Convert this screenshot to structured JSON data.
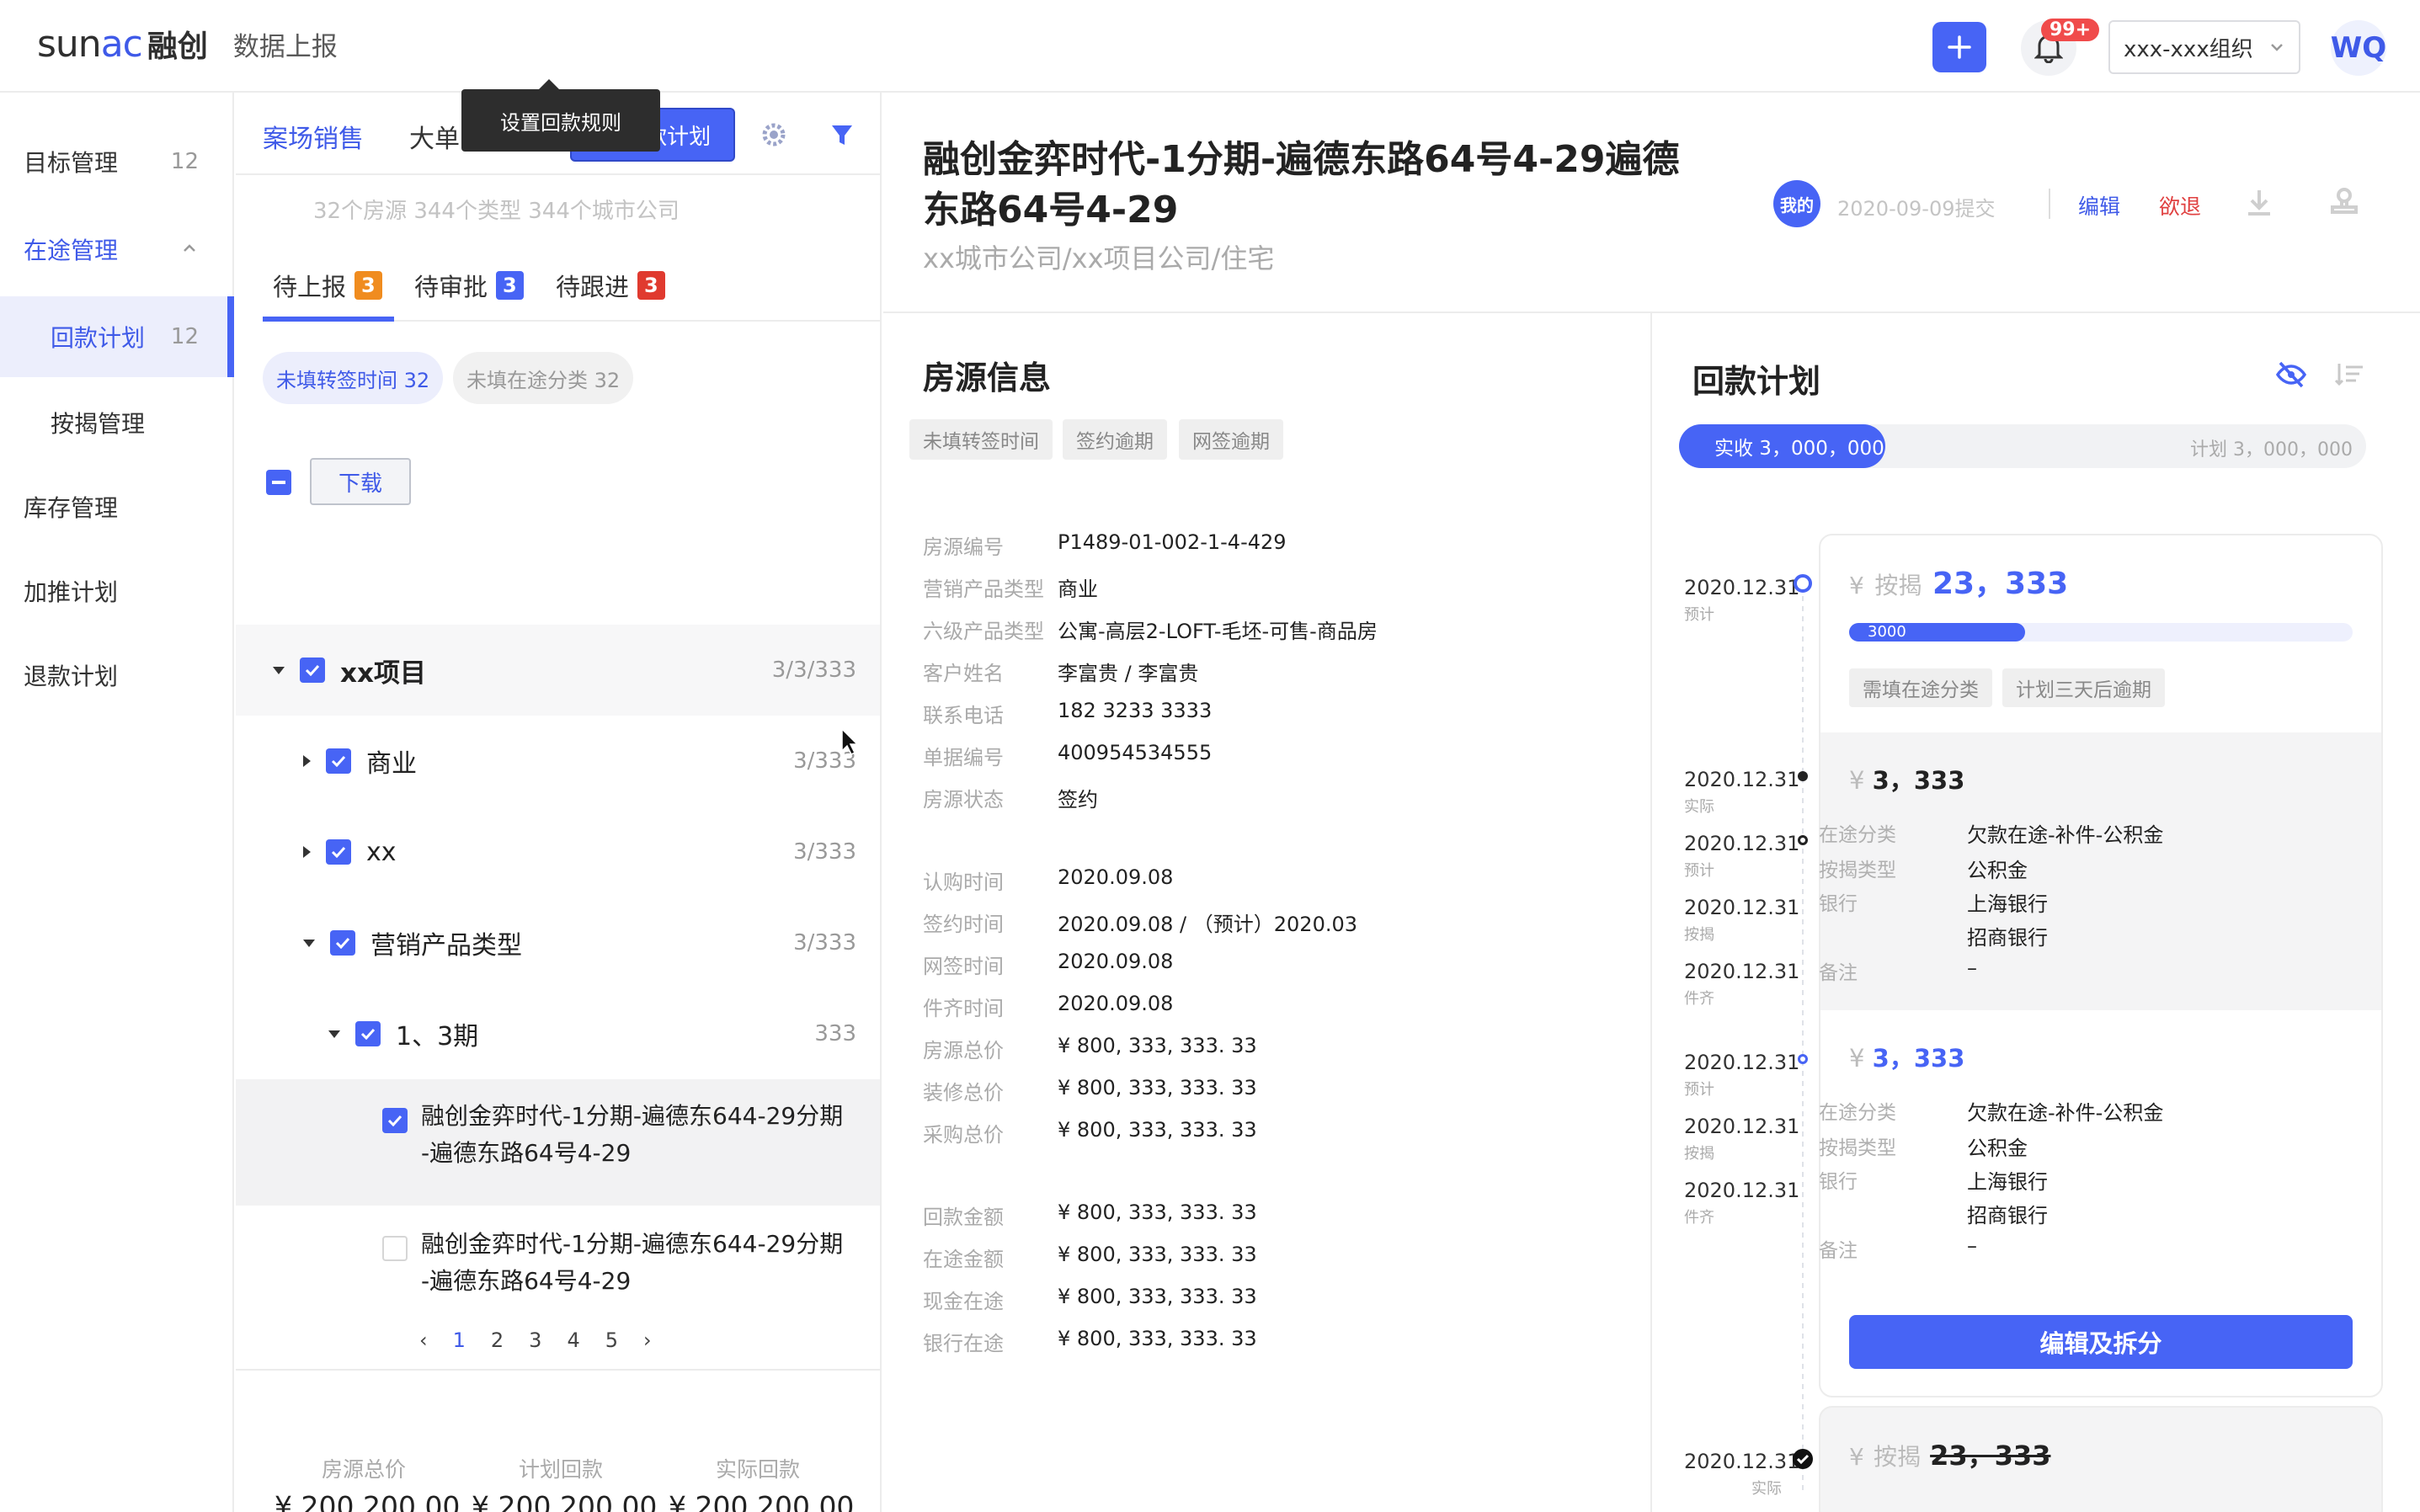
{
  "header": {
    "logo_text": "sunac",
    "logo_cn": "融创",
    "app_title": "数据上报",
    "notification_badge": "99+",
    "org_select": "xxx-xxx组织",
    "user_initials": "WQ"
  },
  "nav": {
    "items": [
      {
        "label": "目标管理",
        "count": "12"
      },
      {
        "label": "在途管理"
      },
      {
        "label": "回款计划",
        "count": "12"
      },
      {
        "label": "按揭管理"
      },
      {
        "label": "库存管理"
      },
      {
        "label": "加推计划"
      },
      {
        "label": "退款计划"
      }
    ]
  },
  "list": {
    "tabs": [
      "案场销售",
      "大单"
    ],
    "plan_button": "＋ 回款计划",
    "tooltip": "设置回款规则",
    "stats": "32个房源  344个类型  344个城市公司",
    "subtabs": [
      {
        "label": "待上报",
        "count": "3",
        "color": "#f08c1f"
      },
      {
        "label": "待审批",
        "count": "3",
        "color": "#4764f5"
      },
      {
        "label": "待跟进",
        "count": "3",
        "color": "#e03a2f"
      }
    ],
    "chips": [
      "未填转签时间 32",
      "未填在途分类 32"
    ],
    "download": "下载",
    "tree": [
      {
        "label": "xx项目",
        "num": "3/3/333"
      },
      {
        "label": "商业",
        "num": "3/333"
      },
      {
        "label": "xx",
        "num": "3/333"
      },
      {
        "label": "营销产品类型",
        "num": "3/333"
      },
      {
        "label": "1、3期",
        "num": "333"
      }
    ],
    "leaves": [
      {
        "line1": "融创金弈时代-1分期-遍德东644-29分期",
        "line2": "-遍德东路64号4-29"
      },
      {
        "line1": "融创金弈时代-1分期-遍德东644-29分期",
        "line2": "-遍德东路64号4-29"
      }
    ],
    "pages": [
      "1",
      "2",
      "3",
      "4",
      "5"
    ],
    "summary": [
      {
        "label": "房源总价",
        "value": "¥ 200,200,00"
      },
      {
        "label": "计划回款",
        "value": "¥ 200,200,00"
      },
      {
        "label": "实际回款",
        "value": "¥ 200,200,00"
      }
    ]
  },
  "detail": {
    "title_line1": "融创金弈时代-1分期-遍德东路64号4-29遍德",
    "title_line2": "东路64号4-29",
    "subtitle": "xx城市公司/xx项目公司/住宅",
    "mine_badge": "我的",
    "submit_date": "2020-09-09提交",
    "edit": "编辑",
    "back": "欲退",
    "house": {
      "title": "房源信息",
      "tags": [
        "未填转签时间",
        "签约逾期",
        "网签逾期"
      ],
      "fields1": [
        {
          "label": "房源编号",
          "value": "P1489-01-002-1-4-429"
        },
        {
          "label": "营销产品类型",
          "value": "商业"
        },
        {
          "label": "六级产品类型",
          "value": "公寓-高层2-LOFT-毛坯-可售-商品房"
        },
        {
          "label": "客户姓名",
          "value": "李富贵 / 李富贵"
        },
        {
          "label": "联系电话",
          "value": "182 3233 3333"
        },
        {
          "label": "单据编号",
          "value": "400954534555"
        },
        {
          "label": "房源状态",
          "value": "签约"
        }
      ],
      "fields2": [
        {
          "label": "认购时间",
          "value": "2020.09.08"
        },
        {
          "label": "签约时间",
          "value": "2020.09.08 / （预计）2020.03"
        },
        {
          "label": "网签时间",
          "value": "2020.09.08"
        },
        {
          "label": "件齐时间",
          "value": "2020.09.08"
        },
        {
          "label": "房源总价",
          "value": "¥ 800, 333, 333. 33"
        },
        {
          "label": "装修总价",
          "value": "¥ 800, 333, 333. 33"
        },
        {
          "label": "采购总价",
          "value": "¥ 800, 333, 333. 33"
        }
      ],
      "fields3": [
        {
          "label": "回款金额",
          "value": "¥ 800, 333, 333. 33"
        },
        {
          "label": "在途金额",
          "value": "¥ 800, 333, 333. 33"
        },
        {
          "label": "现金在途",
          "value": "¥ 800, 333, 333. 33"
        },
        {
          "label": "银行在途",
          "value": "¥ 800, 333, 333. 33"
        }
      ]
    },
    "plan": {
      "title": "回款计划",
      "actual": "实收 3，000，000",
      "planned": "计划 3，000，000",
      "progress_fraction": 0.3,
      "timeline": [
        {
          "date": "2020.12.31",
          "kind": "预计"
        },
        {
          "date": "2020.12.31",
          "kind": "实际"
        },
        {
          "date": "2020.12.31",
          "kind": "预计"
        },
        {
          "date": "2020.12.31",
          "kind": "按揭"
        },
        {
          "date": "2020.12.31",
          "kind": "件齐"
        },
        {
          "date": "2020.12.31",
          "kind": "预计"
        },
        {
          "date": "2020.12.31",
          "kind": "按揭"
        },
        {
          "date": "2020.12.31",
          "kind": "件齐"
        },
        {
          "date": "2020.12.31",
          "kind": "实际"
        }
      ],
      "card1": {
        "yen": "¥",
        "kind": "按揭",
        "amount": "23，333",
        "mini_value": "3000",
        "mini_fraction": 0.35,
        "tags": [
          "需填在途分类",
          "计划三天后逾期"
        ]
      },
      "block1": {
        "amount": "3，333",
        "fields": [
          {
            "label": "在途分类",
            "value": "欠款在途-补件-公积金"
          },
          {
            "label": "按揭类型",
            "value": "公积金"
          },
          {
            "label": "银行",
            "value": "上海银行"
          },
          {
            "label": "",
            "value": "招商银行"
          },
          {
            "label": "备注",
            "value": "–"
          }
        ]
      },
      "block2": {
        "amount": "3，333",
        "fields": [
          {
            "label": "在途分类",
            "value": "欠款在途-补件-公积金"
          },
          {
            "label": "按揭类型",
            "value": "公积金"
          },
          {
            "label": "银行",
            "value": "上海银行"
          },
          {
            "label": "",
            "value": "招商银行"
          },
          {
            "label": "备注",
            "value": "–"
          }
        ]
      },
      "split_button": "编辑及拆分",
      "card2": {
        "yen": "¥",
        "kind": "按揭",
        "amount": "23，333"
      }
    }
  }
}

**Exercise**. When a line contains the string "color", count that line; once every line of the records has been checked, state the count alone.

**Reply to the task**. 3